2. UserWarning: WARNING: Using pure Python socket RPC implementation instead of zmq
c:\python27\lib\site-packages\locust\rpc__init__.py:6: UserWarning: WARNING: Using pure Python socket RPC implementation instead of zmq.
I got this warning when running the command ‘locust –help’ to test my setup. The warning comes with a helpful recommendation to install pyzmq. I installed pyzmq (
pip install pyzmq) and the error went away.
3. pip install locustio gives error: Microsoft Visual C++ 9.0 is required (Unable to find vcvarsall.bat).
I got the below error when install locust using pip install locustio
building ‘gevent.corecext’ extension
error: Microsoft Visual C++ 9.0 is required (Unable to find vcvarsall.bat).
I tried installing “gevent” alone using pip install gevent, but got the same error
After bit of searching i installed “gevent” from unofficial windows Binaries for Python Extension Packages.
Download the whl file as per your os combination. I downloaded gevent-1.1.1-cp27-cp27m-win32.whl file.

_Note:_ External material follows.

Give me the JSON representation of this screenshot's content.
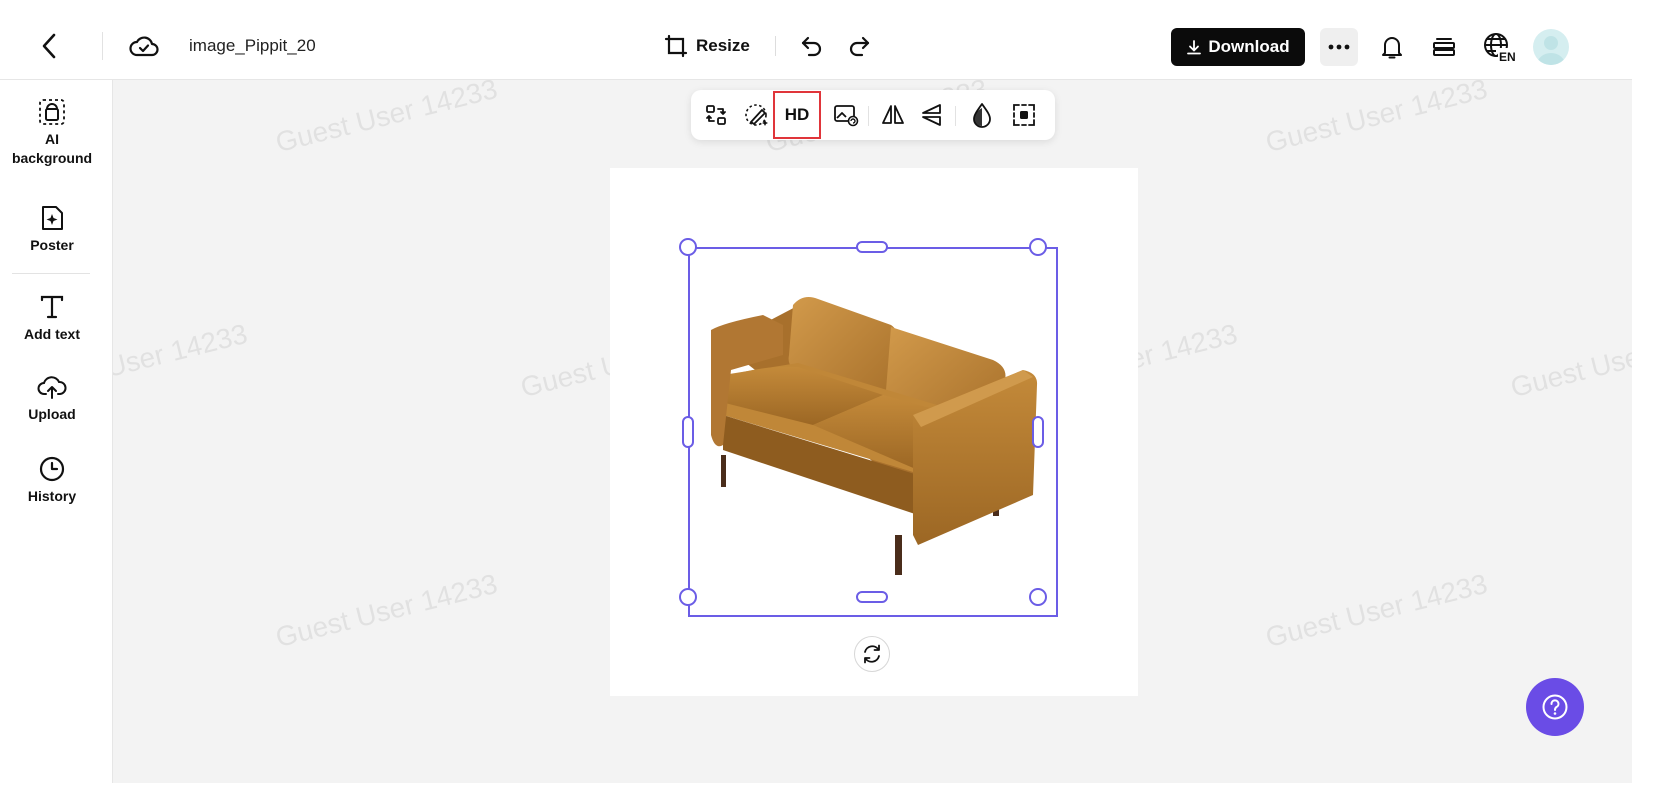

open command prompt in the directory where you have downloaded whl file and run the below command.
python -m pip install gevent-1.1.1-cp27-cp27m-win32.whl
After that i was able to install locust successfully.
My thoughts on Locust as of May, 2016
A random collection of my thoughts having explored Locust for a little bit.
1. This tool is worth exploring deeper. This is the first load testing tool that I found intuitive.
2. Locust lets me reuse the API checks that I anyway write as part of testing a web application
3. I liked Locust’s documentation. I found the documentation very, ummm, Pythonic! Clearly they have put in effort into making the documentation useful.
4. I got a useful, working prototype for a real world problem in less than a weekend
5. I don’t know how powerful their http client (the one you use to make requests) is … so we may trip up at login for some clients.
6. I hated the way they do not have an automatic ‘end’ to any test – but that is a minor complaint
7. With respect to the resources (memory, CPU) on the client machine, locust swarms scale so much better than Qxf2’s map-reduce solution (think 25:1)
8. There is a limit of 1024 locusts per swarm that maps to the maximum number of files that can be open on Windows. But their documentation warns you about this beforehand. You can increase this number, if needed, on your OS.
9. Their reporting is not persistent or stored
Qxf2 will be exploring this tool over the coming months. I want to try more complex login scenarios, nested tasks and distributed swarms.
I want to find out what conditions produce remarkable software. A few years ago, I chose to work as the first professional tester at a startup. I successfully won credibility for testers and established a world-class team. I have lead the testing for early versions of multiple products. Today, I run Qxf2 Services. Qxf2 provides software testing services for startups. If you are interested in what Qxf2 offers or simply want to talk about testing, you can contact me at: [email protected] I like testing, math, chess and dogs.